When I dived headlong into the British blues scene in 1968 there was
naturally a lot of "hero worship". I didn't go much for sports heroes...
Deep inside I wanted to be a guitar hero myself - just like those cool
Englishmen. In my mind I formed some sort of image of the ideal blues guitar
hero: long hair, moustache, Levi's shirt, leather jacket, boots. And a
cherry red Gibson SG.
John Moorshead was perfect!
Lately it's been more Beck, Clapton and Green on my turntable (or CD player!). But when I listen to those Dunbar albums today, I must say that John Moorshead still impresses me. He played in a more "American" style than most of his U.K. contemporaries. He had most certainly done his homework!
John Holmes wrote in the "British Blues Review" October '88 in his piece on the Aynsley Dunbar Retaliation: "... a final Retaliation LP entitled "Remains To Be Heard" was issued in 1970 on the Liberty label. This was more than an LP of rejected tracks, and once again featured some fine guitar playing from John Morshead, particularly on the slow blues, "Downhearted", which for me is one of the finest recorded guitar solos by a white blues player!"
The "British Blues Review"s June '89 issue contained a favourable review of a live gig by Dr Jim's Wonder Tonic (a four piece from Dorset), featuring the elusive Mr. J.M.
Pete Moody's photograph depicted our clean shaven and healthy looking hero playing a natural finish Telecaster and wearing a satisfied smile, a checkered shirt and Lee jeans in the best Fogerty tradition.
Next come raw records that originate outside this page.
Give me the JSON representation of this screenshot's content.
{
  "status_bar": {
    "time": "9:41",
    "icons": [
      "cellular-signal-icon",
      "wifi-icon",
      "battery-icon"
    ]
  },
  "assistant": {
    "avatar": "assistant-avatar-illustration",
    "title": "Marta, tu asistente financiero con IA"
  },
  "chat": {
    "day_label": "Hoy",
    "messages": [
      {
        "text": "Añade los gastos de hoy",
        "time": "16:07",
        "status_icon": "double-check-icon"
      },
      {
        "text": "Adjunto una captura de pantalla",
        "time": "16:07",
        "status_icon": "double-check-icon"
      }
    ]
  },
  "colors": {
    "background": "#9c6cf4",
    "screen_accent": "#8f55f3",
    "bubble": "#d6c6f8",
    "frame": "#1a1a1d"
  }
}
But where is he now? When asking around in London in the summer of '98 I heard that he lived on the west coast (Bristol?), possibly played with the Aynsley Dunbar Trio and a year ago had gigged with guitarist Top Topham. More info invited!
Picture top left is detail of cover of BLUE HORIZON's compilation album "In Our Own Way: Oldies But Goodies", issued in 1968/1969. Photo © Blue Horizon.